▸ TASK DIRECTIONS:
Retype the records below exactly as they stand, omitting the pictures.
------ DATA IN THIS EXERCISE ------
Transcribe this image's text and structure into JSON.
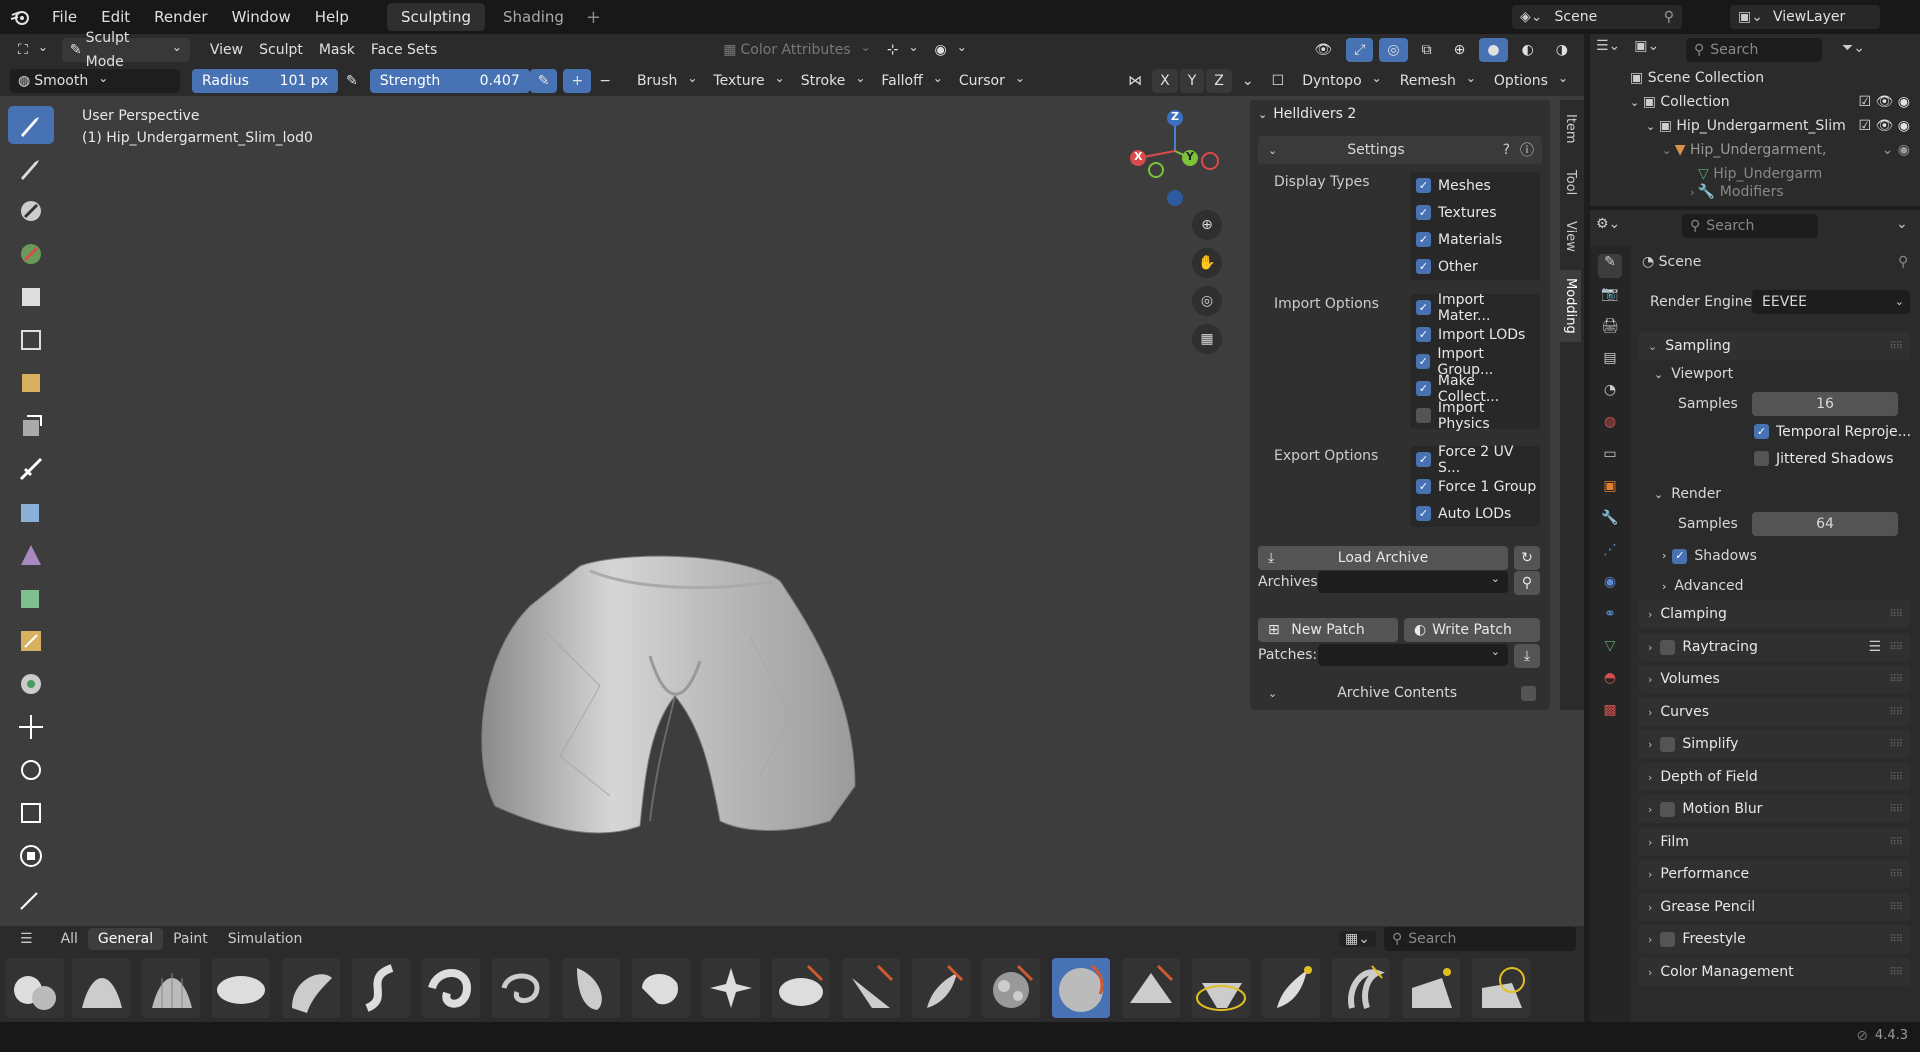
{
  "menu": {
    "items": [
      "File",
      "Edit",
      "Render",
      "Window",
      "Help"
    ]
  },
  "workspaces": [
    {
      "label": "Sculpting",
      "active": true
    },
    {
      "label": "Shading",
      "active": false
    }
  ],
  "scene": {
    "scene_label": "Scene",
    "viewlayer_label": "ViewLayer"
  },
  "header": {
    "mode": "Sculpt Mode",
    "view": "View",
    "sculpt": "Sculpt",
    "mask": "Mask",
    "face_sets": "Face Sets",
    "color_attributes": "Color Attributes"
  },
  "tool_settings": {
    "brush_name": "Smooth",
    "radius_label": "Radius",
    "radius_value": "101 px",
    "strength_label": "Strength",
    "strength_value": "0.407",
    "brush": "Brush",
    "texture": "Texture",
    "stroke": "Stroke",
    "falloff": "Falloff",
    "cursor": "Cursor",
    "axes": [
      "X",
      "Y",
      "Z"
    ],
    "dyntopo": "Dyntopo",
    "remesh": "Remesh",
    "options": "Options"
  },
  "viewport": {
    "perspective": "User Perspective",
    "object": "(1) Hip_Undergarment_Slim_lod0"
  },
  "gizmo": {
    "z": "Z",
    "y": "Y",
    "x": "X"
  },
  "npanel": {
    "title": "Helldivers 2",
    "settings": "Settings",
    "display_types_label": "Display Types",
    "display_types": [
      {
        "label": "Meshes",
        "on": true
      },
      {
        "label": "Textures",
        "on": true
      },
      {
        "label": "Materials",
        "on": true
      },
      {
        "label": "Other",
        "on": true
      }
    ],
    "import_options_label": "Import Options",
    "import_options": [
      {
        "label": "Import Mater...",
        "on": true
      },
      {
        "label": "Import LODs",
        "on": true
      },
      {
        "label": "Import Group...",
        "on": true
      },
      {
        "label": "Make Collect...",
        "on": true
      },
      {
        "label": "Import Physics",
        "on": false
      }
    ],
    "export_options_label": "Export Options",
    "export_options": [
      {
        "label": "Force 2 UV S...",
        "on": true
      },
      {
        "label": "Force 1 Group",
        "on": true
      },
      {
        "label": "Auto LODs",
        "on": true
      }
    ],
    "load_archive": "Load Archive",
    "archives_label": "Archives:",
    "new_patch": "New Patch",
    "write_patch": "Write Patch",
    "patches_label": "Patches:",
    "archive_contents": "Archive Contents",
    "tabs": [
      "Item",
      "Tool",
      "View",
      "Modding"
    ]
  },
  "brush_tabs": {
    "items": [
      "All",
      "General",
      "Paint",
      "Simulation"
    ],
    "search_placeholder": "Search"
  },
  "outliner": {
    "search_placeholder": "Search",
    "rows": [
      "Scene Collection",
      "Collection",
      "Hip_Undergarment_Slim",
      "Hip_Undergarment,",
      "Hip_Undergarm",
      "Modifiers"
    ]
  },
  "properties": {
    "search_placeholder": "Search",
    "context": "Scene",
    "render_engine_label": "Render Engine",
    "render_engine": "EEVEE",
    "sampling": "Sampling",
    "viewport": "Viewport",
    "samples_label": "Samples",
    "viewport_samples": "16",
    "temporal": "Temporal Reproje...",
    "jittered": "Jittered Shadows",
    "render": "Render",
    "render_samples": "64",
    "shadows": "Shadows",
    "advanced": "Advanced",
    "sections": [
      "Clamping",
      "Raytracing",
      "Volumes",
      "Curves",
      "Simplify",
      "Depth of Field",
      "Motion Blur",
      "Film",
      "Performance",
      "Grease Pencil",
      "Freestyle",
      "Color Management"
    ]
  },
  "status": {
    "version": "4.4.3"
  },
  "colors": {
    "accent": "#4772b3",
    "bg": "#3d3d3d",
    "panel": "#2b2b2b"
  }
}
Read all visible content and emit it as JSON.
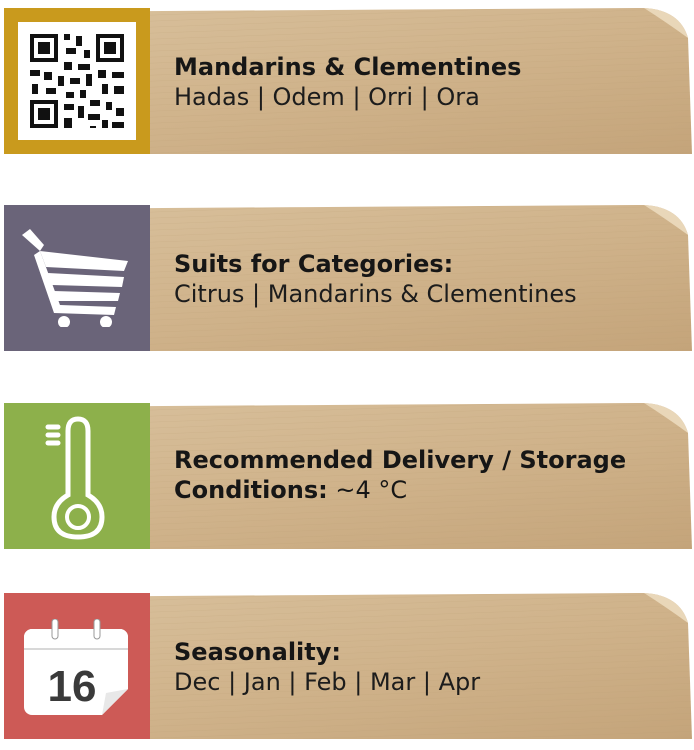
{
  "cards": [
    {
      "heading": "Mandarins & Clementines",
      "value": "Hadas | Odem | Orri | Ora",
      "icon": "qr-code-icon",
      "color": "#c99a1d"
    },
    {
      "heading": "Suits for Categories:",
      "value": "Citrus | Mandarins & Clementines",
      "icon": "shopping-cart-icon",
      "color": "#6a6479"
    },
    {
      "heading_line1": "Recommended Delivery / Storage",
      "heading_line2": "Conditions:",
      "value": "~4 °C",
      "icon": "thermometer-icon",
      "color": "#8db04b"
    },
    {
      "heading": "Seasonality:",
      "value": "Dec | Jan | Feb | Mar | Apr",
      "icon": "calendar-icon",
      "calendar_day": "16",
      "color": "#cd5a56"
    }
  ]
}
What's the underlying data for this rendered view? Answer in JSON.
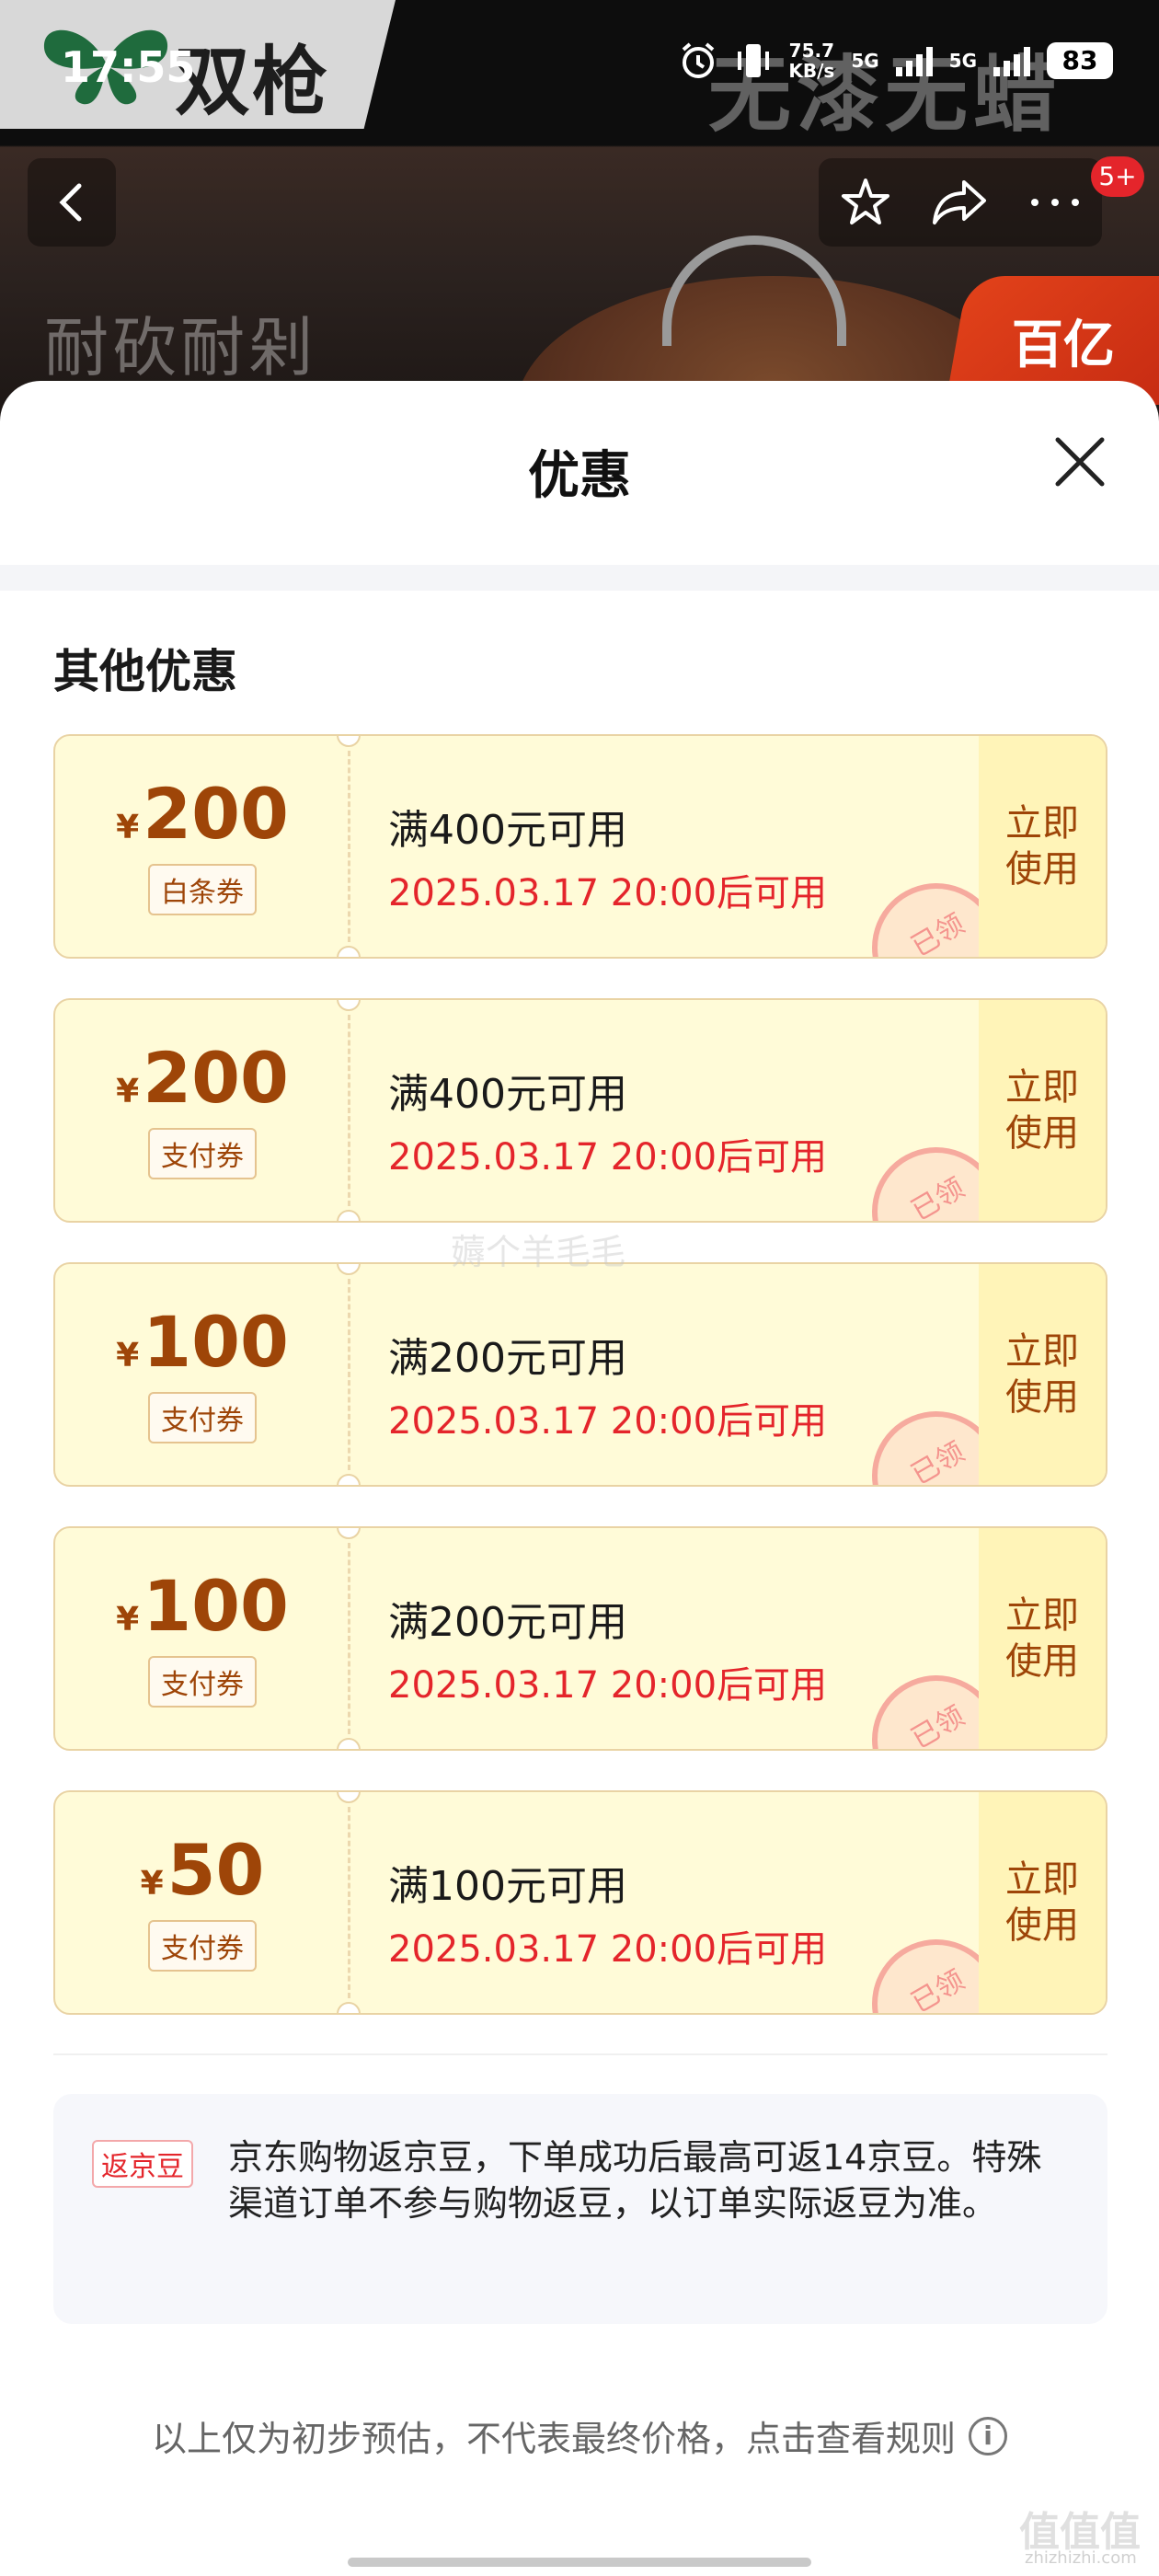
{
  "status_bar": {
    "time": "17:55",
    "speed_top": "75.7",
    "speed_bottom": "KB/s",
    "net1": "5G",
    "net2": "5G",
    "battery": "83"
  },
  "banner": {
    "brand": "双枪",
    "slogan": "无漆无蜡",
    "slogan2": "耐砍耐剁",
    "badge": "百亿"
  },
  "nav": {
    "cart_badge": "5+"
  },
  "sheet": {
    "title": "优惠",
    "section_title": "其他优惠"
  },
  "coupons": [
    {
      "yen": "¥",
      "amount": "200",
      "type": "白条券",
      "condition": "满400元可用",
      "date": "2025.03.17 20:00后可用",
      "use_label": "立即使用",
      "stamp": "已领"
    },
    {
      "yen": "¥",
      "amount": "200",
      "type": "支付券",
      "condition": "满400元可用",
      "date": "2025.03.17 20:00后可用",
      "use_label": "立即使用",
      "stamp": "已领"
    },
    {
      "yen": "¥",
      "amount": "100",
      "type": "支付券",
      "condition": "满200元可用",
      "date": "2025.03.17 20:00后可用",
      "use_label": "立即使用",
      "stamp": "已领"
    },
    {
      "yen": "¥",
      "amount": "100",
      "type": "支付券",
      "condition": "满200元可用",
      "date": "2025.03.17 20:00后可用",
      "use_label": "立即使用",
      "stamp": "已领"
    },
    {
      "yen": "¥",
      "amount": "50",
      "type": "支付券",
      "condition": "满100元可用",
      "date": "2025.03.17 20:00后可用",
      "use_label": "立即使用",
      "stamp": "已领"
    }
  ],
  "beans": {
    "tag": "返京豆",
    "text": "京东购物返京豆，下单成功后最高可返14京豆。特殊渠道订单不参与购物返豆，以订单实际返豆为准。"
  },
  "footer": {
    "note": "以上仅为初步预估，不代表最终价格，点击查看规则",
    "info_icon": "i"
  },
  "watermarks": {
    "center": "薅个羊毛毛",
    "corner": "值值值",
    "corner_url": "zhizhizhi.com"
  },
  "colors": {
    "price": "#9e4508",
    "date": "#e4252b",
    "coupon_bg": "#fffbd8",
    "accent_red": "#e4252b"
  }
}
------
▸ EXERCISE OUTPUT:
Transcribe this image's text and structure into JSON.
{
  "menu": {
    "items": [
      "File",
      "Edit",
      "Render",
      "Window",
      "Help"
    ]
  },
  "workspaces": [
    {
      "label": "Sculpting",
      "active": true
    },
    {
      "label": "Shading",
      "active": false
    }
  ],
  "scene": {
    "scene_label": "Scene",
    "viewlayer_label": "ViewLayer"
  },
  "header": {
    "mode": "Sculpt Mode",
    "view": "View",
    "sculpt": "Sculpt",
    "mask": "Mask",
    "face_sets": "Face Sets",
    "color_attributes": "Color Attributes"
  },
  "tool_settings": {
    "brush_name": "Smooth",
    "radius_label": "Radius",
    "radius_value": "101 px",
    "strength_label": "Strength",
    "strength_value": "0.407",
    "brush": "Brush",
    "texture": "Texture",
    "stroke": "Stroke",
    "falloff": "Falloff",
    "cursor": "Cursor",
    "axes": [
      "X",
      "Y",
      "Z"
    ],
    "dyntopo": "Dyntopo",
    "remesh": "Remesh",
    "options": "Options"
  },
  "viewport": {
    "perspective": "User Perspective",
    "object": "(1) Hip_Undergarment_Slim_lod0"
  },
  "gizmo": {
    "z": "Z",
    "y": "Y",
    "x": "X"
  },
  "npanel": {
    "title": "Helldivers 2",
    "settings": "Settings",
    "display_types_label": "Display Types",
    "display_types": [
      {
        "label": "Meshes",
        "on": true
      },
      {
        "label": "Textures",
        "on": true
      },
      {
        "label": "Materials",
        "on": true
      },
      {
        "label": "Other",
        "on": true
      }
    ],
    "import_options_label": "Import Options",
    "import_options": [
      {
        "label": "Import Mater...",
        "on": true
      },
      {
        "label": "Import LODs",
        "on": true
      },
      {
        "label": "Import Group...",
        "on": true
      },
      {
        "label": "Make Collect...",
        "on": true
      },
      {
        "label": "Import Physics",
        "on": false
      }
    ],
    "export_options_label": "Export Options",
    "export_options": [
      {
        "label": "Force 2 UV S...",
        "on": true
      },
      {
        "label": "Force 1 Group",
        "on": true
      },
      {
        "label": "Auto LODs",
        "on": true
      }
    ],
    "load_archive": "Load Archive",
    "archives_label": "Archives:",
    "new_patch": "New Patch",
    "write_patch": "Write Patch",
    "patches_label": "Patches:",
    "archive_contents": "Archive Contents",
    "tabs": [
      "Item",
      "Tool",
      "View",
      "Modding"
    ]
  },
  "brush_tabs": {
    "items": [
      "All",
      "General",
      "Paint",
      "Simulation"
    ],
    "search_placeholder": "Search"
  },
  "outliner": {
    "search_placeholder": "Search",
    "rows": [
      "Scene Collection",
      "Collection",
      "Hip_Undergarment_Slim",
      "Hip_Undergarment,",
      "Hip_Undergarm",
      "Modifiers"
    ]
  },
  "properties": {
    "search_placeholder": "Search",
    "context": "Scene",
    "render_engine_label": "Render Engine",
    "render_engine": "EEVEE",
    "sampling": "Sampling",
    "viewport": "Viewport",
    "samples_label": "Samples",
    "viewport_samples": "16",
    "temporal": "Temporal Reproje...",
    "jittered": "Jittered Shadows",
    "render": "Render",
    "render_samples": "64",
    "shadows": "Shadows",
    "advanced": "Advanced",
    "sections": [
      "Clamping",
      "Raytracing",
      "Volumes",
      "Curves",
      "Simplify",
      "Depth of Field",
      "Motion Blur",
      "Film",
      "Performance",
      "Grease Pencil",
      "Freestyle",
      "Color Management"
    ]
  },
  "status": {
    "version": "4.4.3"
  },
  "colors": {
    "accent": "#4772b3",
    "bg": "#3d3d3d",
    "panel": "#2b2b2b"
  }
}
Read all visible content and emit it as JSON.
{
  "cards": [
    {
      "heading": "Mandarins & Clementines",
      "value": "Hadas | Odem | Orri | Ora",
      "icon": "qr-code-icon",
      "color": "#c99a1d"
    },
    {
      "heading": "Suits for Categories:",
      "value": "Citrus | Mandarins & Clementines",
      "icon": "shopping-cart-icon",
      "color": "#6a6479"
    },
    {
      "heading_line1": "Recommended Delivery / Storage",
      "heading_line2": "Conditions:",
      "value": "~4 °C",
      "icon": "thermometer-icon",
      "color": "#8db04b"
    },
    {
      "heading": "Seasonality:",
      "value": "Dec | Jan | Feb | Mar | Apr",
      "icon": "calendar-icon",
      "calendar_day": "16",
      "color": "#cd5a56"
    }
  ]
}
What's the underlying data for this rendered view? Answer in JSON.
{
  "status_bar": {
    "time": "17:55",
    "speed_top": "75.7",
    "speed_bottom": "KB/s",
    "net1": "5G",
    "net2": "5G",
    "battery": "83"
  },
  "banner": {
    "brand": "双枪",
    "slogan": "无漆无蜡",
    "slogan2": "耐砍耐剁",
    "badge": "百亿"
  },
  "nav": {
    "cart_badge": "5+"
  },
  "sheet": {
    "title": "优惠",
    "section_title": "其他优惠"
  },
  "coupons": [
    {
      "yen": "¥",
      "amount": "200",
      "type": "白条券",
      "condition": "满400元可用",
      "date": "2025.03.17 20:00后可用",
      "use_label": "立即使用",
      "stamp": "已领"
    },
    {
      "yen": "¥",
      "amount": "200",
      "type": "支付券",
      "condition": "满400元可用",
      "date": "2025.03.17 20:00后可用",
      "use_label": "立即使用",
      "stamp": "已领"
    },
    {
      "yen": "¥",
      "amount": "100",
      "type": "支付券",
      "condition": "满200元可用",
      "date": "2025.03.17 20:00后可用",
      "use_label": "立即使用",
      "stamp": "已领"
    },
    {
      "yen": "¥",
      "amount": "100",
      "type": "支付券",
      "condition": "满200元可用",
      "date": "2025.03.17 20:00后可用",
      "use_label": "立即使用",
      "stamp": "已领"
    },
    {
      "yen": "¥",
      "amount": "50",
      "type": "支付券",
      "condition": "满100元可用",
      "date": "2025.03.17 20:00后可用",
      "use_label": "立即使用",
      "stamp": "已领"
    }
  ],
  "beans": {
    "tag": "返京豆",
    "text": "京东购物返京豆，下单成功后最高可返14京豆。特殊渠道订单不参与购物返豆，以订单实际返豆为准。"
  },
  "footer": {
    "note": "以上仅为初步预估，不代表最终价格，点击查看规则",
    "info_icon": "i"
  },
  "watermarks": {
    "center": "薅个羊毛毛",
    "corner": "值值值",
    "corner_url": "zhizhizhi.com"
  },
  "colors": {
    "price": "#9e4508",
    "date": "#e4252b",
    "coupon_bg": "#fffbd8",
    "accent_red": "#e4252b"
  }
}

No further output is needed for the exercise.